by Jane Fossett and Naeve Rossini
This weekend Corry Kamachi released the new WildWind Open 60 sailboat, the JMO-60.
So what’s an “Open 60?”
The new JMO-60 is a high-performance ocean racer, inspired by the RL Open 60 Class boats. The International Monohull Open Class Association (IMOCA) sets the specs for the Open 60 (“60″ refers to it’s 60 ft length) describing it as “The most successful ocean racing class” currently on the water. IMOCA also sets rules for competiitions and helps organize many high-profile, long-distance ocean races world-wide. These are the cutting edge thoroughbreds of extreme sailing; lightening fast, carbon-fiber tough, and an inspiration to behold. This boat belongs in SL.
And Corry got it right! Here’s a diagram of the RL Open 60, above.Frankly, I like the SL version more 🙂 !!
The JMO-60’s form faithfully follows the speed-craving sleek shape of the Open 60 wedge, down to the details of its swing bulb keel, its carbon-fiber spars, and even it’s satellite communications dome (I assume that’s so a global skipper can stay logged in to SL while rounding Cape Horn). The hull comes in two flavors: one is stripped down to the essentials needed for 100+ region ocean races and arduous sim crossings. The other is more nuanced, prim-laden and contemplative. It’s the fancy version for those late nights when your ocean passage is done, and you decide to grab a mooring at some tropical marina in an exotic estate along the race route… and perhaps invite the natives aboard.
True to RL form, however, I admit the JMO-60’s cabin is pretty spare. You’ll find inside an uncomfortable bench to lie on and a compact nav station, just like the RL racer’s accommodations. Sorry ( 🙂 ): The Open 60 Class specifications don’t include options for a hot tub or sexgen animations. If you want those things, you can (a) Buy another boat, or (b) Wait till the race is over.
Your decision will depend, I suspect, on how much you really want to win that next SL Global Challenge Race…
Sailing the JMO-60

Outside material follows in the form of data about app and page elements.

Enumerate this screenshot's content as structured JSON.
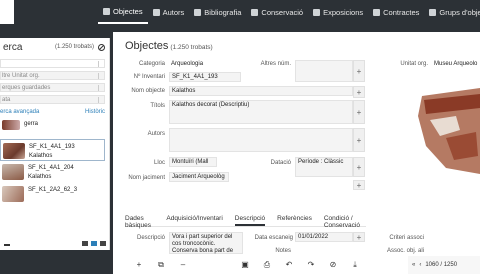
{
  "nav": {
    "items": [
      {
        "label": "Objectes",
        "icon": "table-icon",
        "active": true
      },
      {
        "label": "Autors",
        "icon": "user-icon"
      },
      {
        "label": "Bibliografia",
        "icon": "book-icon"
      },
      {
        "label": "Conservació",
        "icon": "wrench-icon"
      },
      {
        "label": "Exposicions",
        "icon": "eye-icon"
      },
      {
        "label": "Contractes",
        "icon": "document-icon"
      },
      {
        "label": "Grups d'objectes",
        "icon": "group-icon"
      }
    ]
  },
  "left": {
    "title": "erca",
    "count": "(1.250 trobats)",
    "filter_org": "ltre Unitat org.",
    "saved_searches": "erques guardades",
    "sort": "ata",
    "advanced_link": "erca avançada",
    "history_link": "Històric",
    "items": [
      {
        "code": "",
        "name": "gerra",
        "selected": false
      },
      {
        "code": "SF_K1_4A1_193",
        "name": "Kalathos",
        "selected": true
      },
      {
        "code": "SF_K1_4A1_204",
        "name": "Kalathos",
        "selected": false
      },
      {
        "code": "SF_K1_2A2_62_3",
        "name": "",
        "selected": false
      }
    ]
  },
  "main": {
    "title": "Objectes",
    "count": "(1.250 trobats)",
    "labels": {
      "categoria": "Categoria",
      "inventari": "Nº Inventari",
      "nom_objecte": "Nom objecte",
      "titols": "Títols",
      "autors": "Autors",
      "lloc": "Lloc",
      "datacio": "Datació",
      "nom_jaciment": "Nom jaciment",
      "altres_num": "Altres núm.",
      "descripcio": "Descripció",
      "data_escaneig": "Data escaneig",
      "notes": "Notes"
    },
    "values": {
      "categoria": "Arqueologia",
      "inventari": "SF_K1_4A1_193",
      "nom_objecte": "Kalathos",
      "titols": "Kalathos decorat (Descriptiu)",
      "lloc": "Montuïri (Mall",
      "datacio": "Període : Clàssic",
      "nom_jaciment": "Jaciment Arqueològ",
      "descripcio": "Vora i part superior del cos troncocònic.",
      "descripcio_more": "Conserva bona part de",
      "data_escaneig": "01/01/2022"
    },
    "tabs": [
      "Dades bàsiques",
      "Adquisició/Inventari",
      "Descripció",
      "Referències",
      "Condició / Conservació"
    ],
    "active_tab": 2
  },
  "right": {
    "unitat_label": "Unitat org.",
    "unitat_value": "Museu Arqueolo",
    "criteri_label": "Criteri associ",
    "assoc_label": "Assoc. obj. ali",
    "pager_text": "1060 / 1250"
  },
  "colors": {
    "nav_bg": "#2c3136",
    "link": "#2c7fb8",
    "field_bg": "#f4f4f4"
  }
}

The JMO-60 comes with a blizzard of adjustable settings and sailing options that allow the skipper to customize the vessel to their preferences, and it shares many features in common with two other WildWind ocean racers, the larger VOJ-70 (modeled after the Volvo VOR-70 standard) and the small but speedy RCJ-44 that was previously discussed in these pages. I’ve posted copieds of the Information Notecards that come with the boat to a webpage here, for sailors’ ease of reference.
JMO-60 will carry a skipper and two crew members. The skipper is responsible for all the sailing, and the helm cannot be shared (or ‘loaned to’) your sailing friends. Sometimes the crew is there just to keep you company, I guess; can’t complain about that!
This is a boat that will keep the skipper busy, too! It comes with a standard mainsail and three different headsails that each optimize performance under different points of sail. There’s a working jib, a Genoa jib (for lighter air) and a Genniker for a downwind boost. The boat lacks a true spinnaker, but frankly on an ocean racer where only one skipper is in charge of the helm and all sails, putting up a parachute in RL sound pretty suicidal. Although the RL Open 60 spec does include a spinnaker, the IMOCA strongly advocates a limited set of racing sails, for safety as well as design compatibility. Believe me, there are so many racing adjustable features on the SL version of the boat that three headsails are more than enough!
Like other boats in the WildWind line, JMO-60 has a swing keel and the rigging can be adjusted to optimize acceleration, speed, or turning ability to suit the particular race conditions. OH! Did I mention you can reef the masinsail too? 🙂
JMO-60 comes with an unassuming ‘button HUD’ that attaches to the upper left corner of the viewer and lies along the left side of the screen. Most racers will probably want to switch to chat commands however, since they are generally more reliable under lag conditions in a crowded fleet. A simple, numerical “info HUD display” superimposes all the sail data you would ever need right in the middle of your screen, so you’ll never miss that wind change…
The JMO-60 just hit the water a couple days ago, and there are so many features to this boat it will take several weeks to sort everything out ( actually, the way I do stuff, it could take me years!). Given the excitement about the boat, however, I thought it would be fun to report some basic performance data and compare it to similar boats in the fleet.